▶ _ACTION ITEM_:
Please return every record exactly, with no pictures included.

▶ _MATERIAL TO PROCESS_:
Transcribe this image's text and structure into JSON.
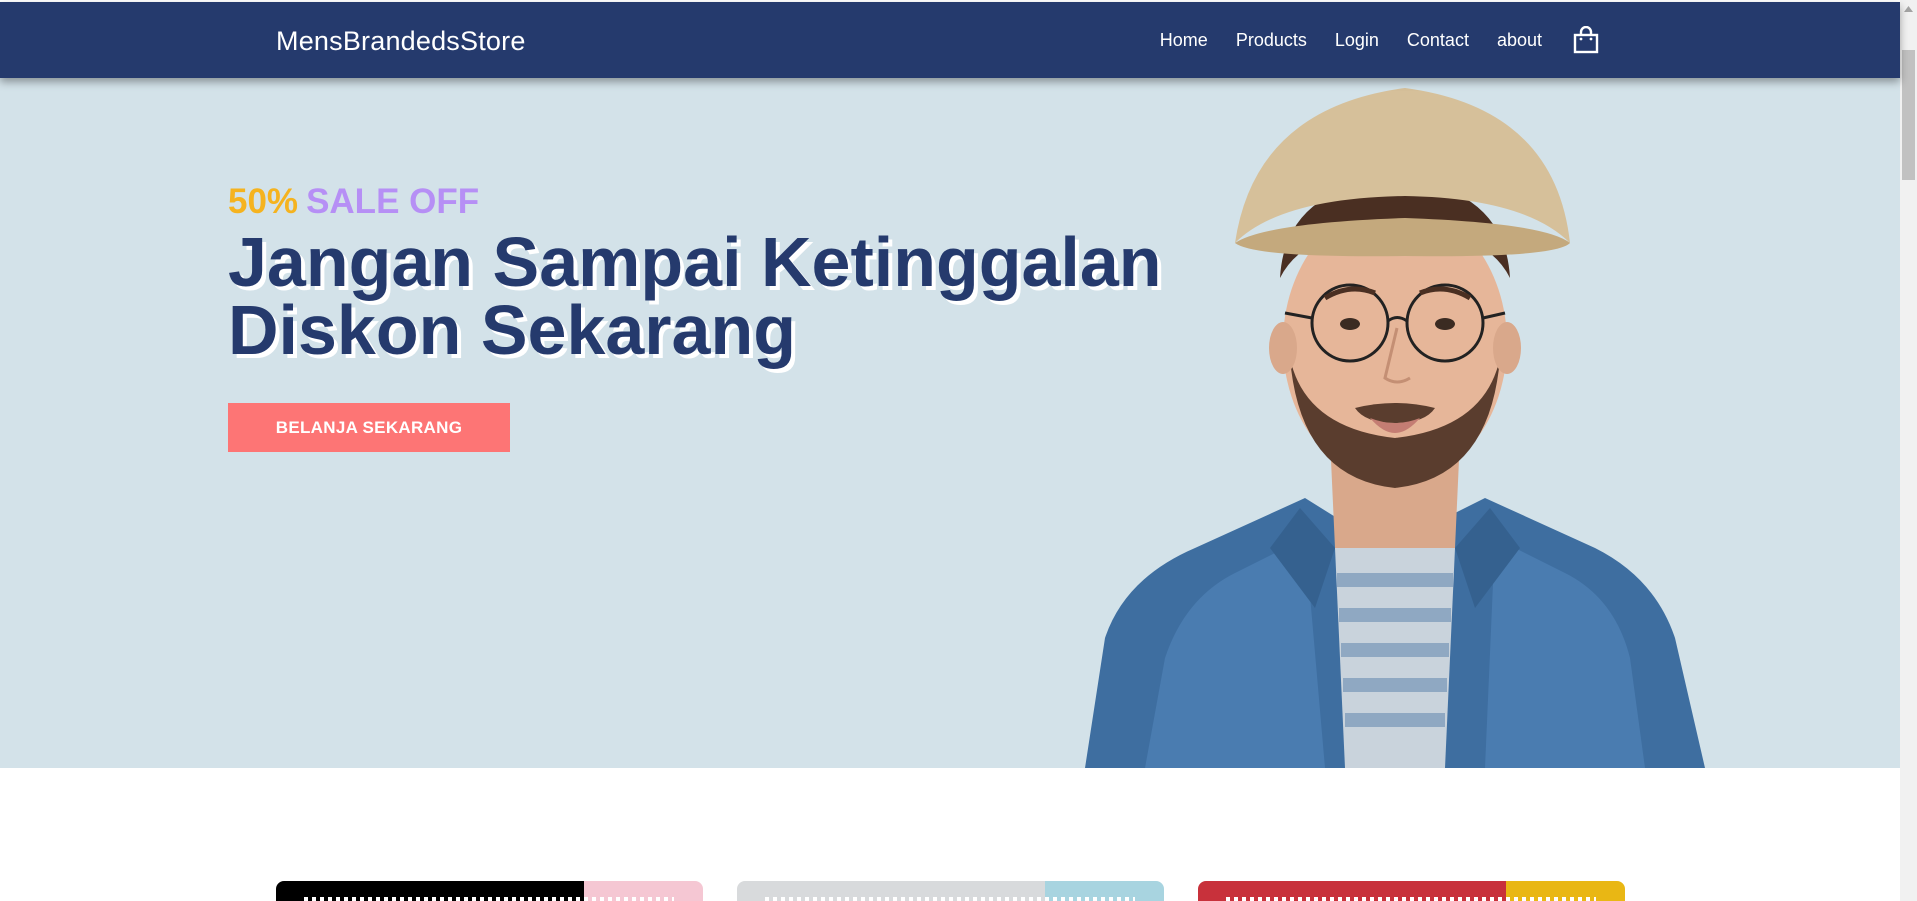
{
  "navbar": {
    "brand": "MensBrandedsStore",
    "links": [
      "Home",
      "Products",
      "Login",
      "Contact",
      "about"
    ],
    "cart_icon": "shopping-bag-icon"
  },
  "hero": {
    "promo_percent": "50%",
    "promo_text": "SALE OFF",
    "title_line1": "Jangan Sampai Ketinggalan",
    "title_line2": "Diskon Sekarang",
    "cta_label": "BELANJA SEKARANG"
  },
  "colors": {
    "navbar_bg": "#253a6d",
    "hero_bg": "#d3e2e9",
    "promo_percent": "#f5b31f",
    "promo_text": "#b68ff5",
    "title": "#253a6d",
    "cta_bg": "#fd7575"
  },
  "product_cards": [
    {
      "left_color": "#000000",
      "right_color": "#f5c7d3"
    },
    {
      "left_color": "#d8dadc",
      "right_color": "#a8d4e0"
    },
    {
      "left_color": "#c8313b",
      "right_color": "#e9b714"
    }
  ]
}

▶ _ANSWER AREA_:
Transcribe this image's text and structure into JSON.
{
  "navbar": {
    "brand": "MensBrandedsStore",
    "links": [
      "Home",
      "Products",
      "Login",
      "Contact",
      "about"
    ],
    "cart_icon": "shopping-bag-icon"
  },
  "hero": {
    "promo_percent": "50%",
    "promo_text": "SALE OFF",
    "title_line1": "Jangan Sampai Ketinggalan",
    "title_line2": "Diskon Sekarang",
    "cta_label": "BELANJA SEKARANG"
  },
  "colors": {
    "navbar_bg": "#253a6d",
    "hero_bg": "#d3e2e9",
    "promo_percent": "#f5b31f",
    "promo_text": "#b68ff5",
    "title": "#253a6d",
    "cta_bg": "#fd7575"
  },
  "product_cards": [
    {
      "left_color": "#000000",
      "right_color": "#f5c7d3"
    },
    {
      "left_color": "#d8dadc",
      "right_color": "#a8d4e0"
    },
    {
      "left_color": "#c8313b",
      "right_color": "#e9b714"
    }
  ]
}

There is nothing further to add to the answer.